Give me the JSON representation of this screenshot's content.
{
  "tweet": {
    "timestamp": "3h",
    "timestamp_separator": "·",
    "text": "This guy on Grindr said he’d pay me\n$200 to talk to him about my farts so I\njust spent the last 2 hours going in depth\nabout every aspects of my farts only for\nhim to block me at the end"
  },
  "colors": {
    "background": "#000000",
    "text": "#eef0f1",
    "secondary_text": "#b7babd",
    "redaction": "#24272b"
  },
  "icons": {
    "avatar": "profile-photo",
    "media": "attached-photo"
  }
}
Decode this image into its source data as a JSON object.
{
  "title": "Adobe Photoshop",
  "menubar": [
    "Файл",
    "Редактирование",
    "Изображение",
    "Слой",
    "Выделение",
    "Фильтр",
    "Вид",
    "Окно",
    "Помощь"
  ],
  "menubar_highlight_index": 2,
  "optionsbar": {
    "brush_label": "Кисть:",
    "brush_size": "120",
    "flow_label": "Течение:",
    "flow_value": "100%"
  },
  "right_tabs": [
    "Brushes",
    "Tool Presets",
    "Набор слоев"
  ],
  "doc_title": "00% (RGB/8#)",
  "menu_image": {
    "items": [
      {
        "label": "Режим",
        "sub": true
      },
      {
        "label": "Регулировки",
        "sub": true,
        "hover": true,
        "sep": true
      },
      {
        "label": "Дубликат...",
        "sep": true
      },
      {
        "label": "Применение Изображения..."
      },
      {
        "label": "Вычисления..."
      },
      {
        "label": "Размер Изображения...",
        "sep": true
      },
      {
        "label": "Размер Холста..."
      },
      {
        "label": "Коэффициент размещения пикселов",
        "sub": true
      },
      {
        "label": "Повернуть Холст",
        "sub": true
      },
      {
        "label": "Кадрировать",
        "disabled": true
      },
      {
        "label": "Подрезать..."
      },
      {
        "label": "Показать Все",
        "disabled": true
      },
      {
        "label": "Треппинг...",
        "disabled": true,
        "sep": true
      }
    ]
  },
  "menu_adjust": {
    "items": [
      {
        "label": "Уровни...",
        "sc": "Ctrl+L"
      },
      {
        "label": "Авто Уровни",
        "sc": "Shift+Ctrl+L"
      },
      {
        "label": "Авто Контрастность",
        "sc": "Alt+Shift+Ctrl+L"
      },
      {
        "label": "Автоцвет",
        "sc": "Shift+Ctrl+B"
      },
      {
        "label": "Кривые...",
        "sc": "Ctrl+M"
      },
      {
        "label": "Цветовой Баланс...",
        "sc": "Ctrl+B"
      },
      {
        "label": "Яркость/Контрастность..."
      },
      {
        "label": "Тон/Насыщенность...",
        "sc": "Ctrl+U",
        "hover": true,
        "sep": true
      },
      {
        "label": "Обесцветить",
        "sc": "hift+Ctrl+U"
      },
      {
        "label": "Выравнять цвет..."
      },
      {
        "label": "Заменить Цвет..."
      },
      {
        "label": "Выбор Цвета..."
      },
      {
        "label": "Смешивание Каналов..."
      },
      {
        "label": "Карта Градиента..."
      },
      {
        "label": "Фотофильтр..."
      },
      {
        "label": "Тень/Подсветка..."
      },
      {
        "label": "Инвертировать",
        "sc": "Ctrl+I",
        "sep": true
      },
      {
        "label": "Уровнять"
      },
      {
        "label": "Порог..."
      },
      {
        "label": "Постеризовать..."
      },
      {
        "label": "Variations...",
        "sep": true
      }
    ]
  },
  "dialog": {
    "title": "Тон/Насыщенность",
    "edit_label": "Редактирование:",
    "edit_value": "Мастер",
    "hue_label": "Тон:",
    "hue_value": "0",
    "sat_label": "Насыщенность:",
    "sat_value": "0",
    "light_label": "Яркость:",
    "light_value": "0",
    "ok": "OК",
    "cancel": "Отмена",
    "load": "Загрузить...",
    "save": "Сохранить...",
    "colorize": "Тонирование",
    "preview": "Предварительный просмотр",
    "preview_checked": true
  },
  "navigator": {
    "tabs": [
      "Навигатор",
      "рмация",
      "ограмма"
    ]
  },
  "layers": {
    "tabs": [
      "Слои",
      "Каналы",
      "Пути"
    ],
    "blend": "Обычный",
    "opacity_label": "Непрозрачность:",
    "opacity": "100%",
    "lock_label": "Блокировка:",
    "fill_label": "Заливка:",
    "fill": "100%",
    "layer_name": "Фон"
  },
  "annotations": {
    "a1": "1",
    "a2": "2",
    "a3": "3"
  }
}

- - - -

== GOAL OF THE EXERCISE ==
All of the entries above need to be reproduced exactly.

== ANSWER SPACE ==
Give me the JSON representation of this screenshot's content.
{
  "tweet": {
    "timestamp": "3h",
    "timestamp_separator": "·",
    "text": "This guy on Grindr said he’d pay me\n$200 to talk to him about my farts so I\njust spent the last 2 hours going in depth\nabout every aspects of my farts only for\nhim to block me at the end"
  },
  "colors": {
    "background": "#000000",
    "text": "#eef0f1",
    "secondary_text": "#b7babd",
    "redaction": "#24272b"
  },
  "icons": {
    "avatar": "profile-photo",
    "media": "attached-photo"
  }
}
Decode this image into its source data as a JSON object.
{
  "title": "Adobe Photoshop",
  "menubar": [
    "Файл",
    "Редактирование",
    "Изображение",
    "Слой",
    "Выделение",
    "Фильтр",
    "Вид",
    "Окно",
    "Помощь"
  ],
  "menubar_highlight_index": 2,
  "optionsbar": {
    "brush_label": "Кисть:",
    "brush_size": "120",
    "flow_label": "Течение:",
    "flow_value": "100%"
  },
  "right_tabs": [
    "Brushes",
    "Tool Presets",
    "Набор слоев"
  ],
  "doc_title": "00% (RGB/8#)",
  "menu_image": {
    "items": [
      {
        "label": "Режим",
        "sub": true
      },
      {
        "label": "Регулировки",
        "sub": true,
        "hover": true,
        "sep": true
      },
      {
        "label": "Дубликат...",
        "sep": true
      },
      {
        "label": "Применение Изображения..."
      },
      {
        "label": "Вычисления..."
      },
      {
        "label": "Размер Изображения...",
        "sep": true
      },
      {
        "label": "Размер Холста..."
      },
      {
        "label": "Коэффициент размещения пикселов",
        "sub": true
      },
      {
        "label": "Повернуть Холст",
        "sub": true
      },
      {
        "label": "Кадрировать",
        "disabled": true
      },
      {
        "label": "Подрезать..."
      },
      {
        "label": "Показать Все",
        "disabled": true
      },
      {
        "label": "Треппинг...",
        "disabled": true,
        "sep": true
      }
    ]
  },
  "menu_adjust": {
    "items": [
      {
        "label": "Уровни...",
        "sc": "Ctrl+L"
      },
      {
        "label": "Авто Уровни",
        "sc": "Shift+Ctrl+L"
      },
      {
        "label": "Авто Контрастность",
        "sc": "Alt+Shift+Ctrl+L"
      },
      {
        "label": "Автоцвет",
        "sc": "Shift+Ctrl+B"
      },
      {
        "label": "Кривые...",
        "sc": "Ctrl+M"
      },
      {
        "label": "Цветовой Баланс...",
        "sc": "Ctrl+B"
      },
      {
        "label": "Яркость/Контрастность..."
      },
      {
        "label": "Тон/Насыщенность...",
        "sc": "Ctrl+U",
        "hover": true,
        "sep": true
      },
      {
        "label": "Обесцветить",
        "sc": "hift+Ctrl+U"
      },
      {
        "label": "Выравнять цвет..."
      },
      {
        "label": "Заменить Цвет..."
      },
      {
        "label": "Выбор Цвета..."
      },
      {
        "label": "Смешивание Каналов..."
      },
      {
        "label": "Карта Градиента..."
      },
      {
        "label": "Фотофильтр..."
      },
      {
        "label": "Тень/Подсветка..."
      },
      {
        "label": "Инвертировать",
        "sc": "Ctrl+I",
        "sep": true
      },
      {
        "label": "Уровнять"
      },
      {
        "label": "Порог..."
      },
      {
        "label": "Постеризовать..."
      },
      {
        "label": "Variations...",
        "sep": true
      }
    ]
  },
  "dialog": {
    "title": "Тон/Насыщенность",
    "edit_label": "Редактирование:",
    "edit_value": "Мастер",
    "hue_label": "Тон:",
    "hue_value": "0",
    "sat_label": "Насыщенность:",
    "sat_value": "0",
    "light_label": "Яркость:",
    "light_value": "0",
    "ok": "OК",
    "cancel": "Отмена",
    "load": "Загрузить...",
    "save": "Сохранить...",
    "colorize": "Тонирование",
    "preview": "Предварительный просмотр",
    "preview_checked": true
  },
  "navigator": {
    "tabs": [
      "Навигатор",
      "рмация",
      "ограмма"
    ]
  },
  "layers": {
    "tabs": [
      "Слои",
      "Каналы",
      "Пути"
    ],
    "blend": "Обычный",
    "opacity_label": "Непрозрачность:",
    "opacity": "100%",
    "lock_label": "Блокировка:",
    "fill_label": "Заливка:",
    "fill": "100%",
    "layer_name": "Фон"
  },
  "annotations": {
    "a1": "1",
    "a2": "2",
    "a3": "3"
  }
}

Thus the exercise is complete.